TASK STATEMENT
Among the entries below, find every line that contains the string "accent", then copy it.
==== PROVIDED RECORDS ====
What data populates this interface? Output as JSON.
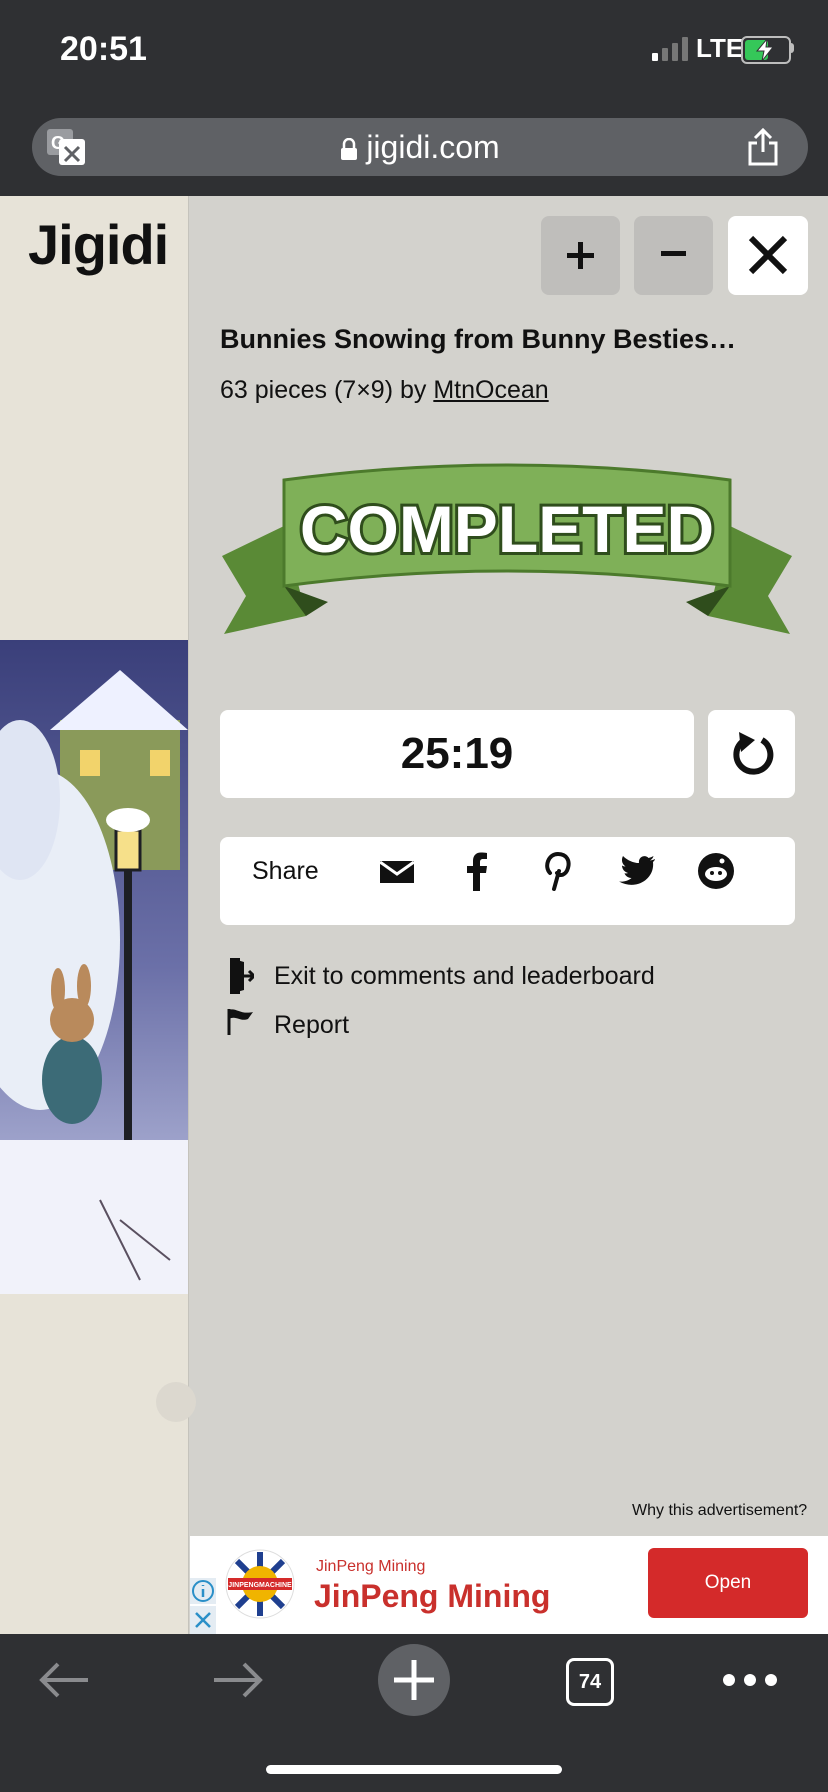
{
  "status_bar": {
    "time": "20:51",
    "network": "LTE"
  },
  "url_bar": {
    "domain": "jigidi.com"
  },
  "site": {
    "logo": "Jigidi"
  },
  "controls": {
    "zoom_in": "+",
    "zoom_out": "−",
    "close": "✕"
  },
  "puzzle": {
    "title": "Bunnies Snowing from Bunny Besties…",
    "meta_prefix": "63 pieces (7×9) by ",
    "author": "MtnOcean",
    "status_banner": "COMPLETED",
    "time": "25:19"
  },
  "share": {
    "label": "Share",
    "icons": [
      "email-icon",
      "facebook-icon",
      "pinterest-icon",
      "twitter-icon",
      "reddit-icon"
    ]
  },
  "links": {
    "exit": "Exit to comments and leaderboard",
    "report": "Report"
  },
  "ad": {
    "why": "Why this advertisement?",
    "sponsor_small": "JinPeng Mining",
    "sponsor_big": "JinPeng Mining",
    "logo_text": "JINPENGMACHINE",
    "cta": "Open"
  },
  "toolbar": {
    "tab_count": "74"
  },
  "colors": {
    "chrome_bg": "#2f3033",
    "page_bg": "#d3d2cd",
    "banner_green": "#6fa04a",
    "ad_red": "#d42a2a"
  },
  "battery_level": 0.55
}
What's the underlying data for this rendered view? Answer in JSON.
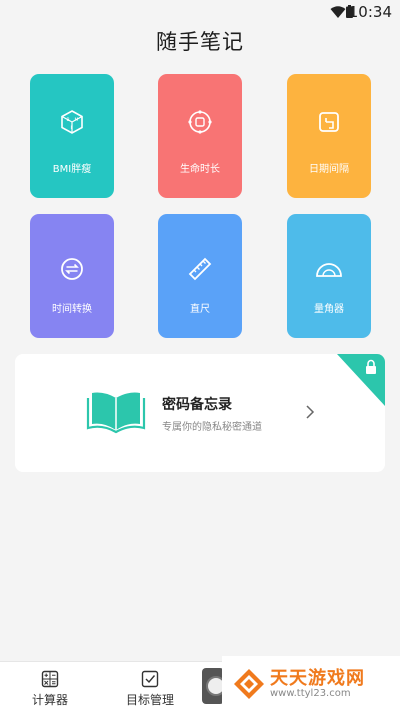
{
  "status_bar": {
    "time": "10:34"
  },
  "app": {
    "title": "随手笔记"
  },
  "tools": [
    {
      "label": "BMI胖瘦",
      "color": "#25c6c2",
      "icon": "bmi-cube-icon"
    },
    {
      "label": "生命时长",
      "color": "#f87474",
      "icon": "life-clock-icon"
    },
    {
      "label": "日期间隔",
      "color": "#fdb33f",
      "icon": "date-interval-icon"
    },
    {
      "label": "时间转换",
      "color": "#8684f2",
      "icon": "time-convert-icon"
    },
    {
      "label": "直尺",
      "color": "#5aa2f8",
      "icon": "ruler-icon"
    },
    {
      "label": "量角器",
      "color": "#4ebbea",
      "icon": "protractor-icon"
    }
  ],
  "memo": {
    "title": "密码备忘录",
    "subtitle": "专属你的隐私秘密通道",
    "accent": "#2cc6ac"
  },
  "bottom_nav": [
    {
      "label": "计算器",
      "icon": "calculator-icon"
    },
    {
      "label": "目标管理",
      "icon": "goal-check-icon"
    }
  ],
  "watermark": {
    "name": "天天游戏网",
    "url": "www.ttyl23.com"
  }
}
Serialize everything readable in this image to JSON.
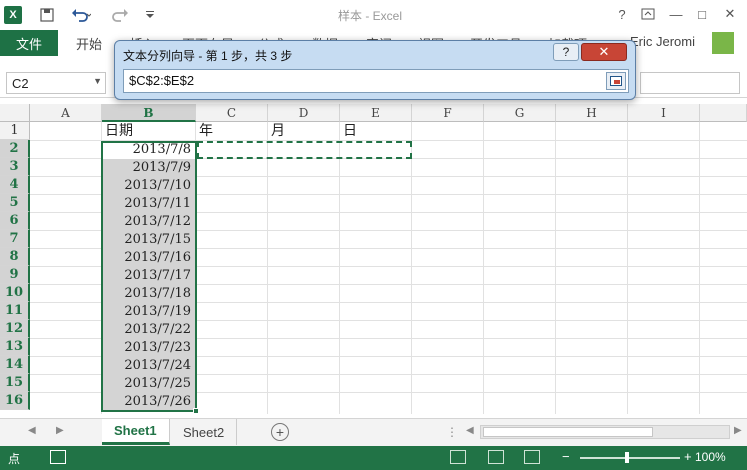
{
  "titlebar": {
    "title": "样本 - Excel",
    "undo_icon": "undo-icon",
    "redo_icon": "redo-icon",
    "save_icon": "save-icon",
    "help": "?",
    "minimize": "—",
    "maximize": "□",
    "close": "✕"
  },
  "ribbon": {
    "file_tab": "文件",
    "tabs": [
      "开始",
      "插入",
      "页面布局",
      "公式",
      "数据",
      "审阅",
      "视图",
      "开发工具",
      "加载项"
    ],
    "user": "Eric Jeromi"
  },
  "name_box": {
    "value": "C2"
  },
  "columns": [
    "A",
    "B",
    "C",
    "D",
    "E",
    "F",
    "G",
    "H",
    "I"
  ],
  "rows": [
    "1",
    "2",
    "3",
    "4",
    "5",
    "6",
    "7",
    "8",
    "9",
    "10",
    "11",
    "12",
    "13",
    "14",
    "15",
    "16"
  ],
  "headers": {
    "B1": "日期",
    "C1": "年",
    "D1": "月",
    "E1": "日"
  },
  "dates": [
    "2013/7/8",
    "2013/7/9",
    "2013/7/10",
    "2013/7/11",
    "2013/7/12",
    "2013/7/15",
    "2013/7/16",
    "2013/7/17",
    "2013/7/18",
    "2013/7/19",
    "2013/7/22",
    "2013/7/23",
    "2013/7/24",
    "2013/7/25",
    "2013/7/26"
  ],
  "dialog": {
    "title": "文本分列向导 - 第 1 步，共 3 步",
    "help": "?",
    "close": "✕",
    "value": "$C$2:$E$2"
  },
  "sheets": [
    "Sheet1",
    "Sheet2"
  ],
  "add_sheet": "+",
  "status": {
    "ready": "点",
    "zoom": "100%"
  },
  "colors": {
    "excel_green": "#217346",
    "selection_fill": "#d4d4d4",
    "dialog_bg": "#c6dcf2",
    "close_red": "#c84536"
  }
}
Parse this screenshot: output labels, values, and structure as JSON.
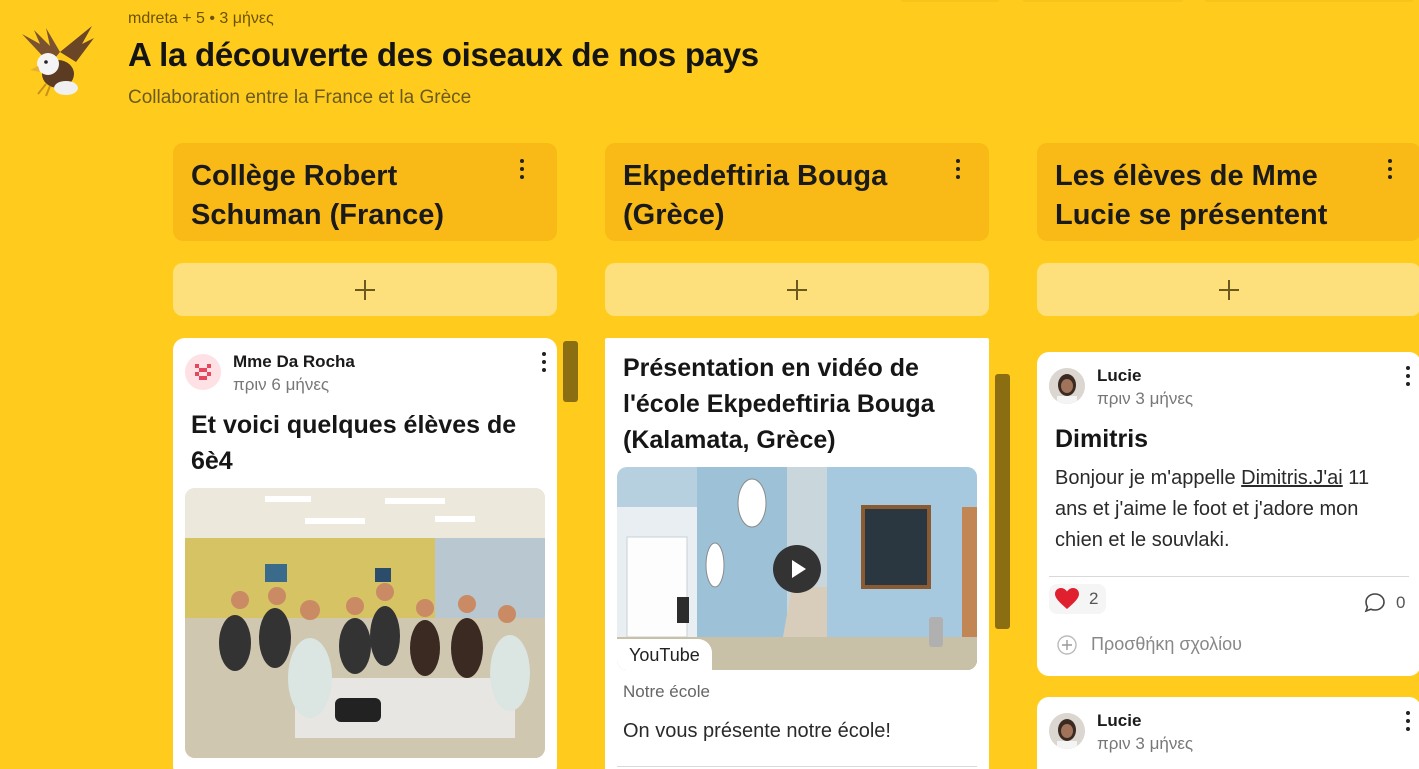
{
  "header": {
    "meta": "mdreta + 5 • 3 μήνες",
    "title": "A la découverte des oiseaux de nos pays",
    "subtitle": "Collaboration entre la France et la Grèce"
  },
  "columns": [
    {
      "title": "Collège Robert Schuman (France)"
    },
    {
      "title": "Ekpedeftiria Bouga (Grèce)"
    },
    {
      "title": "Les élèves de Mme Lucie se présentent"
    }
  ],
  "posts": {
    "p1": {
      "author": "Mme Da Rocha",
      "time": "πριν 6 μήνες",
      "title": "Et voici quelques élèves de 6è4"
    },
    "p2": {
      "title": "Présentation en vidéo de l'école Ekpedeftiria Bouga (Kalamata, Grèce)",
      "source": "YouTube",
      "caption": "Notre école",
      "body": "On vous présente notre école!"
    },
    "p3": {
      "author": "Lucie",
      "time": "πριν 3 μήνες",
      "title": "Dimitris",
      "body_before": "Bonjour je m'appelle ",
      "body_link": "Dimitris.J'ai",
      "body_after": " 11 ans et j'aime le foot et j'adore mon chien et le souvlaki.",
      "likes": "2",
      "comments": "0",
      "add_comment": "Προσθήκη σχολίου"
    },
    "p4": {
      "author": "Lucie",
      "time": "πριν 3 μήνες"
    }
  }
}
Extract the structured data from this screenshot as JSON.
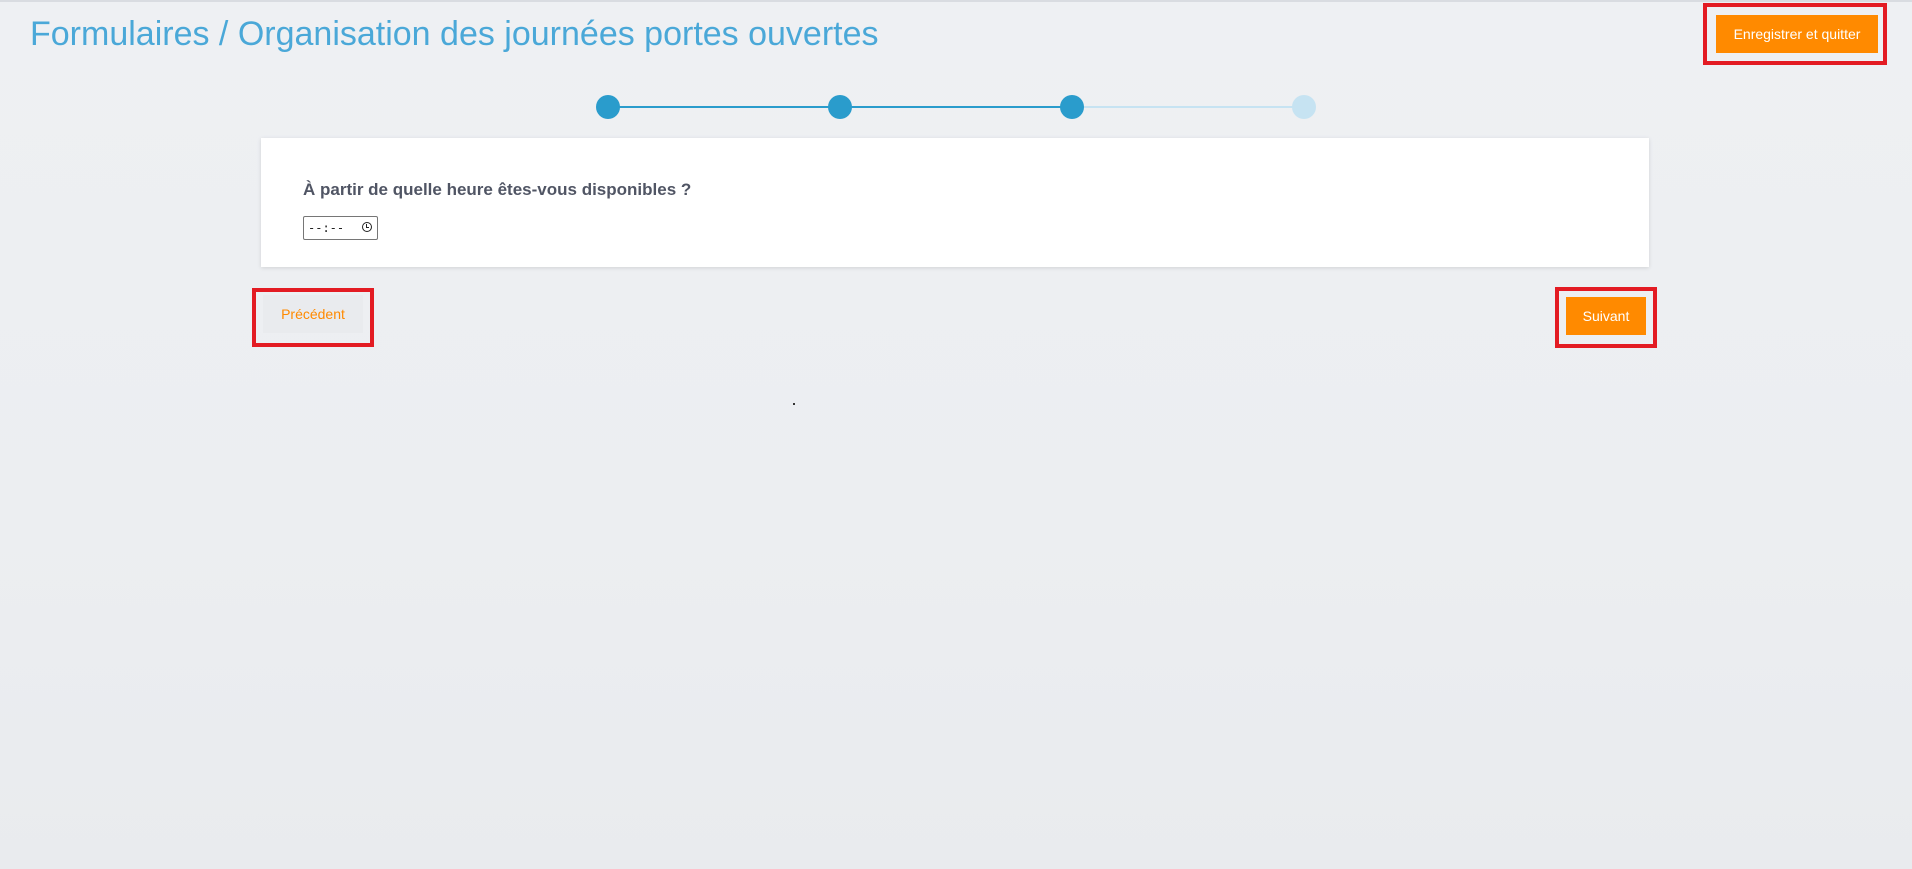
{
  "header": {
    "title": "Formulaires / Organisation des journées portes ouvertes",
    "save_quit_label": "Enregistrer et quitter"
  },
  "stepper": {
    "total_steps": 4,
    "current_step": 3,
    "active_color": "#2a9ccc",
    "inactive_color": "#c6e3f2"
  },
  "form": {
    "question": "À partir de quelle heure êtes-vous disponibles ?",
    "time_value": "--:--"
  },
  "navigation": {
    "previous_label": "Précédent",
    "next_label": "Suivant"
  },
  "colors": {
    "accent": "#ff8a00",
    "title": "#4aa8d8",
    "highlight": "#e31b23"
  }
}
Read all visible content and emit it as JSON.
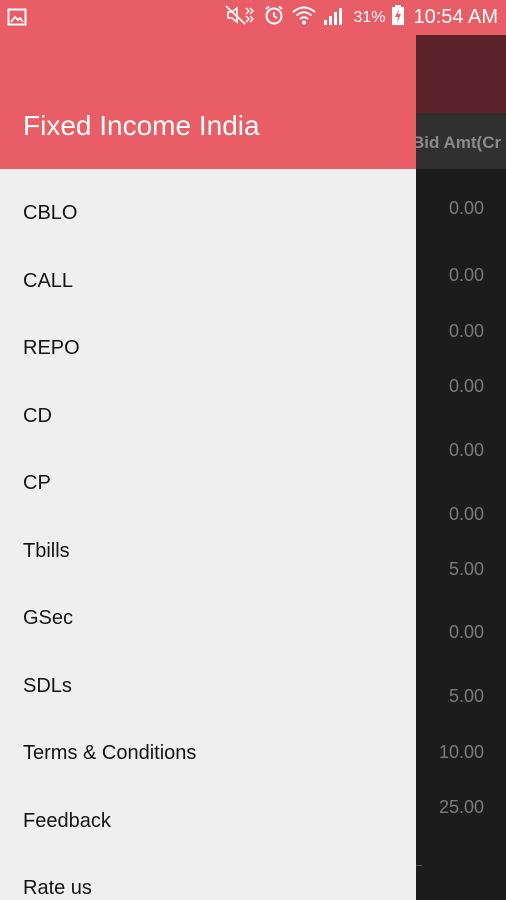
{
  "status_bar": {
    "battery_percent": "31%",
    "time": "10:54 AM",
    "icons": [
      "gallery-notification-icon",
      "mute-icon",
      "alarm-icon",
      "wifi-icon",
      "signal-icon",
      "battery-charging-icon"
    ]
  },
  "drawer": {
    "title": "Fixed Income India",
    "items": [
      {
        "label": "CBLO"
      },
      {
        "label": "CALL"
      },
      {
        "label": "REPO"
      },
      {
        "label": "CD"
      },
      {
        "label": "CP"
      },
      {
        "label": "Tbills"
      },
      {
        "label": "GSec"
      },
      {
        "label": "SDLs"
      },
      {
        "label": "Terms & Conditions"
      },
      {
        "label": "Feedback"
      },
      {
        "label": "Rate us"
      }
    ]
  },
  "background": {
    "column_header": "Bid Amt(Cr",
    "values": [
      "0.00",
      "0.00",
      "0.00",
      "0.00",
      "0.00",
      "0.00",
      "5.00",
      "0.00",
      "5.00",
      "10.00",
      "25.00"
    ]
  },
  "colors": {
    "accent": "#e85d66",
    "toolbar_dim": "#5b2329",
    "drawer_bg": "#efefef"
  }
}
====
WRITTEN ANSWER
    "accent": "#2cc6ac"
    "accent": "#ff8a00",
    "accent": "#e85d66",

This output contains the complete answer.